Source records
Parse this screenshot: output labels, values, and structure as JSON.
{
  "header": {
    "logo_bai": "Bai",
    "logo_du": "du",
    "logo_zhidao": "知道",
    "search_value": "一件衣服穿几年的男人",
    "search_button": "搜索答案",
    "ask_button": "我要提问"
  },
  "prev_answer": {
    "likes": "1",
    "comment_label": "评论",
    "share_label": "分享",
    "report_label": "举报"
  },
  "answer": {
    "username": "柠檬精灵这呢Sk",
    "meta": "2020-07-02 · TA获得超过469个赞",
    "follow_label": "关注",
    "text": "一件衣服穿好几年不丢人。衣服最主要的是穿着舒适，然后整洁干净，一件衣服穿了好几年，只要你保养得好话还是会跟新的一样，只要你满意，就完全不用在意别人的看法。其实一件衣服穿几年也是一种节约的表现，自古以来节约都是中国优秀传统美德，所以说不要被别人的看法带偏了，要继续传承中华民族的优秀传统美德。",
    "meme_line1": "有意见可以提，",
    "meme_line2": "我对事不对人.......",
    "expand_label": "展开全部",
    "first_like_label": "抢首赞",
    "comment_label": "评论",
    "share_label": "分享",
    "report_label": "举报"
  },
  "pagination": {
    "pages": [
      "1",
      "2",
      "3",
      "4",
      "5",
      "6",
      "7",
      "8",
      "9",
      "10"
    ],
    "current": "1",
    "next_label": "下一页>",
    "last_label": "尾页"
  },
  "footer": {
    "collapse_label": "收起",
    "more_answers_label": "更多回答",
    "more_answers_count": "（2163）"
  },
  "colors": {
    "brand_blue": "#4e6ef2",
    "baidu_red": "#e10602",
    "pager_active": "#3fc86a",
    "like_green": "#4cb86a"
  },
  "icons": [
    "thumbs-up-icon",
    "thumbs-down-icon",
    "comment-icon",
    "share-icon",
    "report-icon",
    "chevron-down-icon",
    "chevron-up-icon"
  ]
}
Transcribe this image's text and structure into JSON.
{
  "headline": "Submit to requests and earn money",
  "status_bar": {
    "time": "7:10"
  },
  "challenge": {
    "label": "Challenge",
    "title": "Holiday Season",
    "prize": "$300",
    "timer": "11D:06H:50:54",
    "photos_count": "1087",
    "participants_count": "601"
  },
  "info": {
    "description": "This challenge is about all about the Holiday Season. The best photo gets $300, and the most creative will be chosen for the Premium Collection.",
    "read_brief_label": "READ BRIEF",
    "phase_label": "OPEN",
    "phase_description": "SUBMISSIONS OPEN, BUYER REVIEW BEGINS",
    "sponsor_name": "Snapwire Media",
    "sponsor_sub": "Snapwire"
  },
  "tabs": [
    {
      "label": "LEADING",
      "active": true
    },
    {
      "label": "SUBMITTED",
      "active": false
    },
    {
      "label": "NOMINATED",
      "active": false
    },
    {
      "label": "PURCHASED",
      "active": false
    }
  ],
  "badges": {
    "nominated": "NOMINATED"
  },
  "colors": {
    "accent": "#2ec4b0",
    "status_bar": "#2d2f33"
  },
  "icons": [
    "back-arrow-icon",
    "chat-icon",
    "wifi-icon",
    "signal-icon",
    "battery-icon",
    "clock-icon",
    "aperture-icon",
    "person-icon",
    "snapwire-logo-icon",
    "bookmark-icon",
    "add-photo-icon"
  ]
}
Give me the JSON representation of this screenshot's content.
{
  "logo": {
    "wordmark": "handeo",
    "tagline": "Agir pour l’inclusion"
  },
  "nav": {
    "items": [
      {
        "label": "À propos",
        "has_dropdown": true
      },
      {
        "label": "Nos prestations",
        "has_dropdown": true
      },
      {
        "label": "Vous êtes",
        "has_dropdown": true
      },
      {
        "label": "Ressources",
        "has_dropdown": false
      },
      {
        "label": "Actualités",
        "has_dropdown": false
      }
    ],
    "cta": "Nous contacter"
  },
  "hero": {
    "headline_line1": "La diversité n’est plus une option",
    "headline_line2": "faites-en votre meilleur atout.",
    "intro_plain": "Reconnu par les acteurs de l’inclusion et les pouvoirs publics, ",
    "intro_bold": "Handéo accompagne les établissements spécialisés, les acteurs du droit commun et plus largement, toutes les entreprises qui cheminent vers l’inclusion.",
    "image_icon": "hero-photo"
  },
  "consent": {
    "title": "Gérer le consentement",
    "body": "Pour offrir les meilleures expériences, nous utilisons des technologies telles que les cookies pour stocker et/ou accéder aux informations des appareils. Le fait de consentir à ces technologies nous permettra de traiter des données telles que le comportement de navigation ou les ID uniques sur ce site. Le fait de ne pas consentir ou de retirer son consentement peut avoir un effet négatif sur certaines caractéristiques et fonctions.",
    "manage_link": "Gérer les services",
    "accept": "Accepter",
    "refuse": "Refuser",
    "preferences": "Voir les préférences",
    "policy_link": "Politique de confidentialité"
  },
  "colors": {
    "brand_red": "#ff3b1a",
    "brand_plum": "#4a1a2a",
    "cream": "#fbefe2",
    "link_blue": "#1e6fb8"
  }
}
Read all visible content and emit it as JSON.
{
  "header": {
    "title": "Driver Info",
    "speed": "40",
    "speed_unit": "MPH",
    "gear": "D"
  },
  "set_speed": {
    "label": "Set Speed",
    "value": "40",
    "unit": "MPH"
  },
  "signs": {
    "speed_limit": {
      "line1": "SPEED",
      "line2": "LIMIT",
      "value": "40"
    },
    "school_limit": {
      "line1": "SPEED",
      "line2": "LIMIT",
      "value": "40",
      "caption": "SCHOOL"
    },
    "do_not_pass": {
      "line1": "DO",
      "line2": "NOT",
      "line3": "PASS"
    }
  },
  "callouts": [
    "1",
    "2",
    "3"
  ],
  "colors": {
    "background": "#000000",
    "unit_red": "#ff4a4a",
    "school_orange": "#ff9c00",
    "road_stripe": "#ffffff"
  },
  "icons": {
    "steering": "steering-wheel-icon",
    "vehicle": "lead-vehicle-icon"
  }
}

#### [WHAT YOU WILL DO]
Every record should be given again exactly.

#### [COMPLETED TASK]
Parse this screenshot: output labels, values, and structure as JSON.
{
  "header": {
    "logo_bai": "Bai",
    "logo_du": "du",
    "logo_zhidao": "知道",
    "search_value": "一件衣服穿几年的男人",
    "search_button": "搜索答案",
    "ask_button": "我要提问"
  },
  "prev_answer": {
    "likes": "1",
    "comment_label": "评论",
    "share_label": "分享",
    "report_label": "举报"
  },
  "answer": {
    "username": "柠檬精灵这呢Sk",
    "meta": "2020-07-02 · TA获得超过469个赞",
    "follow_label": "关注",
    "text": "一件衣服穿好几年不丢人。衣服最主要的是穿着舒适，然后整洁干净，一件衣服穿了好几年，只要你保养得好话还是会跟新的一样，只要你满意，就完全不用在意别人的看法。其实一件衣服穿几年也是一种节约的表现，自古以来节约都是中国优秀传统美德，所以说不要被别人的看法带偏了，要继续传承中华民族的优秀传统美德。",
    "meme_line1": "有意见可以提，",
    "meme_line2": "我对事不对人.......",
    "expand_label": "展开全部",
    "first_like_label": "抢首赞",
    "comment_label": "评论",
    "share_label": "分享",
    "report_label": "举报"
  },
  "pagination": {
    "pages": [
      "1",
      "2",
      "3",
      "4",
      "5",
      "6",
      "7",
      "8",
      "9",
      "10"
    ],
    "current": "1",
    "next_label": "下一页>",
    "last_label": "尾页"
  },
  "footer": {
    "collapse_label": "收起",
    "more_answers_label": "更多回答",
    "more_answers_count": "（2163）"
  },
  "colors": {
    "brand_blue": "#4e6ef2",
    "baidu_red": "#e10602",
    "pager_active": "#3fc86a",
    "like_green": "#4cb86a"
  },
  "icons": [
    "thumbs-up-icon",
    "thumbs-down-icon",
    "comment-icon",
    "share-icon",
    "report-icon",
    "chevron-down-icon",
    "chevron-up-icon"
  ]
}
Transcribe this image's text and structure into JSON.
{
  "headline": "Submit to requests and earn money",
  "status_bar": {
    "time": "7:10"
  },
  "challenge": {
    "label": "Challenge",
    "title": "Holiday Season",
    "prize": "$300",
    "timer": "11D:06H:50:54",
    "photos_count": "1087",
    "participants_count": "601"
  },
  "info": {
    "description": "This challenge is about all about the Holiday Season. The best photo gets $300, and the most creative will be chosen for the Premium Collection.",
    "read_brief_label": "READ BRIEF",
    "phase_label": "OPEN",
    "phase_description": "SUBMISSIONS OPEN, BUYER REVIEW BEGINS",
    "sponsor_name": "Snapwire Media",
    "sponsor_sub": "Snapwire"
  },
  "tabs": [
    {
      "label": "LEADING",
      "active": true
    },
    {
      "label": "SUBMITTED",
      "active": false
    },
    {
      "label": "NOMINATED",
      "active": false
    },
    {
      "label": "PURCHASED",
      "active": false
    }
  ],
  "badges": {
    "nominated": "NOMINATED"
  },
  "colors": {
    "accent": "#2ec4b0",
    "status_bar": "#2d2f33"
  },
  "icons": [
    "back-arrow-icon",
    "chat-icon",
    "wifi-icon",
    "signal-icon",
    "battery-icon",
    "clock-icon",
    "aperture-icon",
    "person-icon",
    "snapwire-logo-icon",
    "bookmark-icon",
    "add-photo-icon"
  ]
}
Give me the JSON representation of this screenshot's content.
{
  "logo": {
    "wordmark": "handeo",
    "tagline": "Agir pour l’inclusion"
  },
  "nav": {
    "items": [
      {
        "label": "À propos",
        "has_dropdown": true
      },
      {
        "label": "Nos prestations",
        "has_dropdown": true
      },
      {
        "label": "Vous êtes",
        "has_dropdown": true
      },
      {
        "label": "Ressources",
        "has_dropdown": false
      },
      {
        "label": "Actualités",
        "has_dropdown": false
      }
    ],
    "cta": "Nous contacter"
  },
  "hero": {
    "headline_line1": "La diversité n’est plus une option",
    "headline_line2": "faites-en votre meilleur atout.",
    "intro_plain": "Reconnu par les acteurs de l’inclusion et les pouvoirs publics, ",
    "intro_bold": "Handéo accompagne les établissements spécialisés, les acteurs du droit commun et plus largement, toutes les entreprises qui cheminent vers l’inclusion.",
    "image_icon": "hero-photo"
  },
  "consent": {
    "title": "Gérer le consentement",
    "body": "Pour offrir les meilleures expériences, nous utilisons des technologies telles que les cookies pour stocker et/ou accéder aux informations des appareils. Le fait de consentir à ces technologies nous permettra de traiter des données telles que le comportement de navigation ou les ID uniques sur ce site. Le fait de ne pas consentir ou de retirer son consentement peut avoir un effet négatif sur certaines caractéristiques et fonctions.",
    "manage_link": "Gérer les services",
    "accept": "Accepter",
    "refuse": "Refuser",
    "preferences": "Voir les préférences",
    "policy_link": "Politique de confidentialité"
  },
  "colors": {
    "brand_red": "#ff3b1a",
    "brand_plum": "#4a1a2a",
    "cream": "#fbefe2",
    "link_blue": "#1e6fb8"
  }
}
Read all visible content and emit it as JSON.
{
  "header": {
    "title": "Driver Info",
    "speed": "40",
    "speed_unit": "MPH",
    "gear": "D"
  },
  "set_speed": {
    "label": "Set Speed",
    "value": "40",
    "unit": "MPH"
  },
  "signs": {
    "speed_limit": {
      "line1": "SPEED",
      "line2": "LIMIT",
      "value": "40"
    },
    "school_limit": {
      "line1": "SPEED",
      "line2": "LIMIT",
      "value": "40",
      "caption": "SCHOOL"
    },
    "do_not_pass": {
      "line1": "DO",
      "line2": "NOT",
      "line3": "PASS"
    }
  },
  "callouts": [
    "1",
    "2",
    "3"
  ],
  "colors": {
    "background": "#000000",
    "unit_red": "#ff4a4a",
    "school_orange": "#ff9c00",
    "road_stripe": "#ffffff"
  },
  "icons": {
    "steering": "steering-wheel-icon",
    "vehicle": "lead-vehicle-icon"
  }
}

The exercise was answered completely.